- **Problem statement**: Go through the entries and write each one out again unchanged.

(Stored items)
-----
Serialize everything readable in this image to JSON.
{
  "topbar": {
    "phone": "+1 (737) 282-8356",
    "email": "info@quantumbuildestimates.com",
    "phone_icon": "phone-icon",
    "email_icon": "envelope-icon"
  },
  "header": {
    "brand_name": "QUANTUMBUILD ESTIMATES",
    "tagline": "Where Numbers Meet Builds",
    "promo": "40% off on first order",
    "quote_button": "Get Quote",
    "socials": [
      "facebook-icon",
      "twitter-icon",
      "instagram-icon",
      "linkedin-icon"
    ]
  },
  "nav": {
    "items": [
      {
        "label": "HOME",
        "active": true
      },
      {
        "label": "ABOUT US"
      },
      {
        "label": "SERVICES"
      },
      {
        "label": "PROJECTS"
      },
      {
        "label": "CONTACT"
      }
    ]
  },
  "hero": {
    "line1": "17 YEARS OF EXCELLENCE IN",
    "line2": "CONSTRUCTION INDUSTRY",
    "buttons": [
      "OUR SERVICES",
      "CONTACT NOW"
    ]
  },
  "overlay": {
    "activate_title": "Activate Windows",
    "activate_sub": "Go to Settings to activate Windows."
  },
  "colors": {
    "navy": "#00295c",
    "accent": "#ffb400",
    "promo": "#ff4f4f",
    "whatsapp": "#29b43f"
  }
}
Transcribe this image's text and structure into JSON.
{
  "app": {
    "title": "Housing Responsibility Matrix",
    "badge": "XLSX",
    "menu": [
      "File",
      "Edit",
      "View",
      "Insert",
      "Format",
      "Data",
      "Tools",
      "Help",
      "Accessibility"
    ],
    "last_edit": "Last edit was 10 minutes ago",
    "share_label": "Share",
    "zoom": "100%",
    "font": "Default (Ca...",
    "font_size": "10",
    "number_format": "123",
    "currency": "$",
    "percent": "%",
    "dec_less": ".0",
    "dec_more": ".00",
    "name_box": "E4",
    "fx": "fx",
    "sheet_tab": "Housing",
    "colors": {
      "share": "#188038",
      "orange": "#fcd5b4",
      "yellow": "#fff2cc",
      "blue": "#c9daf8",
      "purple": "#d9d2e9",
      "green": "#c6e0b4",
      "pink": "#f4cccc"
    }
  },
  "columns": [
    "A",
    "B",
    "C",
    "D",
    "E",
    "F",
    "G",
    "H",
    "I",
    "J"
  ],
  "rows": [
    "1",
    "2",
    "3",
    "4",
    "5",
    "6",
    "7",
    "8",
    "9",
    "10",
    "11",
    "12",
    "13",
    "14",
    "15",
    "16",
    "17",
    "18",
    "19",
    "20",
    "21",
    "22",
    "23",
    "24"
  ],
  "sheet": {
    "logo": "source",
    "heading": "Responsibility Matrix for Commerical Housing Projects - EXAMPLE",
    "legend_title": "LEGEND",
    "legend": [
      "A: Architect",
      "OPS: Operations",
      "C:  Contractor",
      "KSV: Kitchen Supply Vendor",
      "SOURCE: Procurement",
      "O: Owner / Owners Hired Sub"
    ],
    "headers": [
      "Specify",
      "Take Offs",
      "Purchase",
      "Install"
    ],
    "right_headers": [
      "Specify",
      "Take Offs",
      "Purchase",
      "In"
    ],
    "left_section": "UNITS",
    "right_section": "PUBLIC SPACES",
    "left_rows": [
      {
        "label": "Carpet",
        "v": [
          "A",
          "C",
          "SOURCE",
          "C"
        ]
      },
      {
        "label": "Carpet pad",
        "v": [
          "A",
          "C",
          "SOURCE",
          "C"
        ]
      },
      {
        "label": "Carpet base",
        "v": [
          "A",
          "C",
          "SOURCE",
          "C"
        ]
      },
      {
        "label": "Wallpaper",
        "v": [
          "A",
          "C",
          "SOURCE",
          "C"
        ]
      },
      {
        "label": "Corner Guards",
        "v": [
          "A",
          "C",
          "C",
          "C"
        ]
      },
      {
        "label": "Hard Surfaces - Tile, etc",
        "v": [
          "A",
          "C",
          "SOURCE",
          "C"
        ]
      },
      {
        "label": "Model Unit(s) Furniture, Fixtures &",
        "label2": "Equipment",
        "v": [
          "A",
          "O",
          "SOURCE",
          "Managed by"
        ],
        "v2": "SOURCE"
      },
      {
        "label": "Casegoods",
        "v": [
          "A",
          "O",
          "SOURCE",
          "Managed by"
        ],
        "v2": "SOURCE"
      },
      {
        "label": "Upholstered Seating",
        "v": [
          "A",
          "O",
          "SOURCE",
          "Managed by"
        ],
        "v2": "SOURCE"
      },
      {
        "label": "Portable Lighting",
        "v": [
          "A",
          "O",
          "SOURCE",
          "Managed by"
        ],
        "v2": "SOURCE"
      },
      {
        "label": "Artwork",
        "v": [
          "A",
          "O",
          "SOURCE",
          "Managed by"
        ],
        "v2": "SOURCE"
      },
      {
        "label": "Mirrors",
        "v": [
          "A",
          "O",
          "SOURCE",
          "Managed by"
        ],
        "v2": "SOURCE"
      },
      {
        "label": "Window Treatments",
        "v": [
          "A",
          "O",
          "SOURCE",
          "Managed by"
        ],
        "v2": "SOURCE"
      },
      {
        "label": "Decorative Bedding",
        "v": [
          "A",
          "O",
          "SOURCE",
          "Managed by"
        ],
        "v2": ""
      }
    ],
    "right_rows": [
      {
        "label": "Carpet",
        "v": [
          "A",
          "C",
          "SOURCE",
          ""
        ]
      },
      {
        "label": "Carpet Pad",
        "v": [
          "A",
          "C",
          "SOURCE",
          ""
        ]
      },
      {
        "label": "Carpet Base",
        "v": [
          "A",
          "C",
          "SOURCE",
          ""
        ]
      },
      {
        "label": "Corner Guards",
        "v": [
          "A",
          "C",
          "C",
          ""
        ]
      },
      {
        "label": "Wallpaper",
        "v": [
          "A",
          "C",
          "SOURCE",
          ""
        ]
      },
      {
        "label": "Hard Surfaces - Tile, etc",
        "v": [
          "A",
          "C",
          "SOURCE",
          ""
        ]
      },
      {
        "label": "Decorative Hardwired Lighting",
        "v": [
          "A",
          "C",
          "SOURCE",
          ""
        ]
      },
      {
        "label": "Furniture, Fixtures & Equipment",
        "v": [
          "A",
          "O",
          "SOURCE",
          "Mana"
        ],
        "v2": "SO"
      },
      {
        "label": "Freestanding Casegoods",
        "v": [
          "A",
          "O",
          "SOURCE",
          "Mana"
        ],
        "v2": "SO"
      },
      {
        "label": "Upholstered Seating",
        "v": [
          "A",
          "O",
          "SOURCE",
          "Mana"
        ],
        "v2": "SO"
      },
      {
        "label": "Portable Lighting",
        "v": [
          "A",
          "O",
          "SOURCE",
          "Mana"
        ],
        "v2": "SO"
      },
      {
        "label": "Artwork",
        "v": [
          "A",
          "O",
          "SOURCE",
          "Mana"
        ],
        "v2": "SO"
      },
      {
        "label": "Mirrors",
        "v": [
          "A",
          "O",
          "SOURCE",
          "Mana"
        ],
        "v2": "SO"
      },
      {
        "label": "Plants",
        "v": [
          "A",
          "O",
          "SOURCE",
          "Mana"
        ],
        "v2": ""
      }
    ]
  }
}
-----
- **Written solution**:
Serialize everything readable in this image to JSON.
{
  "topbar": {
    "phone": "+1 (737) 282-8356",
    "email": "info@quantumbuildestimates.com",
    "phone_icon": "phone-icon",
    "email_icon": "envelope-icon"
  },
  "header": {
    "brand_name": "QUANTUMBUILD ESTIMATES",
    "tagline": "Where Numbers Meet Builds",
    "promo": "40% off on first order",
    "quote_button": "Get Quote",
    "socials": [
      "facebook-icon",
      "twitter-icon",
      "instagram-icon",
      "linkedin-icon"
    ]
  },
  "nav": {
    "items": [
      {
        "label": "HOME",
        "active": true
      },
      {
        "label": "ABOUT US"
      },
      {
        "label": "SERVICES"
      },
      {
        "label": "PROJECTS"
      },
      {
        "label": "CONTACT"
      }
    ]
  },
  "hero": {
    "line1": "17 YEARS OF EXCELLENCE IN",
    "line2": "CONSTRUCTION INDUSTRY",
    "buttons": [
      "OUR SERVICES",
      "CONTACT NOW"
    ]
  },
  "overlay": {
    "activate_title": "Activate Windows",
    "activate_sub": "Go to Settings to activate Windows."
  },
  "colors": {
    "navy": "#00295c",
    "accent": "#ffb400",
    "promo": "#ff4f4f",
    "whatsapp": "#29b43f"
  }
}
Transcribe this image's text and structure into JSON.
{
  "app": {
    "title": "Housing Responsibility Matrix",
    "badge": "XLSX",
    "menu": [
      "File",
      "Edit",
      "View",
      "Insert",
      "Format",
      "Data",
      "Tools",
      "Help",
      "Accessibility"
    ],
    "last_edit": "Last edit was 10 minutes ago",
    "share_label": "Share",
    "zoom": "100%",
    "font": "Default (Ca...",
    "font_size": "10",
    "number_format": "123",
    "currency": "$",
    "percent": "%",
    "dec_less": ".0",
    "dec_more": ".00",
    "name_box": "E4",
    "fx": "fx",
    "sheet_tab": "Housing",
    "colors": {
      "share": "#188038",
      "orange": "#fcd5b4",
      "yellow": "#fff2cc",
      "blue": "#c9daf8",
      "purple": "#d9d2e9",
      "green": "#c6e0b4",
      "pink": "#f4cccc"
    }
  },
  "columns": [
    "A",
    "B",
    "C",
    "D",
    "E",
    "F",
    "G",
    "H",
    "I",
    "J"
  ],
  "rows": [
    "1",
    "2",
    "3",
    "4",
    "5",
    "6",
    "7",
    "8",
    "9",
    "10",
    "11",
    "12",
    "13",
    "14",
    "15",
    "16",
    "17",
    "18",
    "19",
    "20",
    "21",
    "22",
    "23",
    "24"
  ],
  "sheet": {
    "logo": "source",
    "heading": "Responsibility Matrix for Commerical Housing Projects - EXAMPLE",
    "legend_title": "LEGEND",
    "legend": [
      "A: Architect",
      "OPS: Operations",
      "C:  Contractor",
      "KSV: Kitchen Supply Vendor",
      "SOURCE: Procurement",
      "O: Owner / Owners Hired Sub"
    ],
    "headers": [
      "Specify",
      "Take Offs",
      "Purchase",
      "Install"
    ],
    "right_headers": [
      "Specify",
      "Take Offs",
      "Purchase",
      "In"
    ],
    "left_section": "UNITS",
    "right_section": "PUBLIC SPACES",
    "left_rows": [
      {
        "label": "Carpet",
        "v": [
          "A",
          "C",
          "SOURCE",
          "C"
        ]
      },
      {
        "label": "Carpet pad",
        "v": [
          "A",
          "C",
          "SOURCE",
          "C"
        ]
      },
      {
        "label": "Carpet base",
        "v": [
          "A",
          "C",
          "SOURCE",
          "C"
        ]
      },
      {
        "label": "Wallpaper",
        "v": [
          "A",
          "C",
          "SOURCE",
          "C"
        ]
      },
      {
        "label": "Corner Guards",
        "v": [
          "A",
          "C",
          "C",
          "C"
        ]
      },
      {
        "label": "Hard Surfaces - Tile, etc",
        "v": [
          "A",
          "C",
          "SOURCE",
          "C"
        ]
      },
      {
        "label": "Model Unit(s) Furniture, Fixtures &",
        "label2": "Equipment",
        "v": [
          "A",
          "O",
          "SOURCE",
          "Managed by"
        ],
        "v2": "SOURCE"
      },
      {
        "label": "Casegoods",
        "v": [
          "A",
          "O",
          "SOURCE",
          "Managed by"
        ],
        "v2": "SOURCE"
      },
      {
        "label": "Upholstered Seating",
        "v": [
          "A",
          "O",
          "SOURCE",
          "Managed by"
        ],
        "v2": "SOURCE"
      },
      {
        "label": "Portable Lighting",
        "v": [
          "A",
          "O",
          "SOURCE",
          "Managed by"
        ],
        "v2": "SOURCE"
      },
      {
        "label": "Artwork",
        "v": [
          "A",
          "O",
          "SOURCE",
          "Managed by"
        ],
        "v2": "SOURCE"
      },
      {
        "label": "Mirrors",
        "v": [
          "A",
          "O",
          "SOURCE",
          "Managed by"
        ],
        "v2": "SOURCE"
      },
      {
        "label": "Window Treatments",
        "v": [
          "A",
          "O",
          "SOURCE",
          "Managed by"
        ],
        "v2": "SOURCE"
      },
      {
        "label": "Decorative Bedding",
        "v": [
          "A",
          "O",
          "SOURCE",
          "Managed by"
        ],
        "v2": ""
      }
    ],
    "right_rows": [
      {
        "label": "Carpet",
        "v": [
          "A",
          "C",
          "SOURCE",
          ""
        ]
      },
      {
        "label": "Carpet Pad",
        "v": [
          "A",
          "C",
          "SOURCE",
          ""
        ]
      },
      {
        "label": "Carpet Base",
        "v": [
          "A",
          "C",
          "SOURCE",
          ""
        ]
      },
      {
        "label": "Corner Guards",
        "v": [
          "A",
          "C",
          "C",
          ""
        ]
      },
      {
        "label": "Wallpaper",
        "v": [
          "A",
          "C",
          "SOURCE",
          ""
        ]
      },
      {
        "label": "Hard Surfaces - Tile, etc",
        "v": [
          "A",
          "C",
          "SOURCE",
          ""
        ]
      },
      {
        "label": "Decorative Hardwired Lighting",
        "v": [
          "A",
          "C",
          "SOURCE",
          ""
        ]
      },
      {
        "label": "Furniture, Fixtures & Equipment",
        "v": [
          "A",
          "O",
          "SOURCE",
          "Mana"
        ],
        "v2": "SO"
      },
      {
        "label": "Freestanding Casegoods",
        "v": [
          "A",
          "O",
          "SOURCE",
          "Mana"
        ],
        "v2": "SO"
      },
      {
        "label": "Upholstered Seating",
        "v": [
          "A",
          "O",
          "SOURCE",
          "Mana"
        ],
        "v2": "SO"
      },
      {
        "label": "Portable Lighting",
        "v": [
          "A",
          "O",
          "SOURCE",
          "Mana"
        ],
        "v2": "SO"
      },
      {
        "label": "Artwork",
        "v": [
          "A",
          "O",
          "SOURCE",
          "Mana"
        ],
        "v2": "SO"
      },
      {
        "label": "Mirrors",
        "v": [
          "A",
          "O",
          "SOURCE",
          "Mana"
        ],
        "v2": "SO"
      },
      {
        "label": "Plants",
        "v": [
          "A",
          "O",
          "SOURCE",
          "Mana"
        ],
        "v2": ""
      }
    ]
  }
}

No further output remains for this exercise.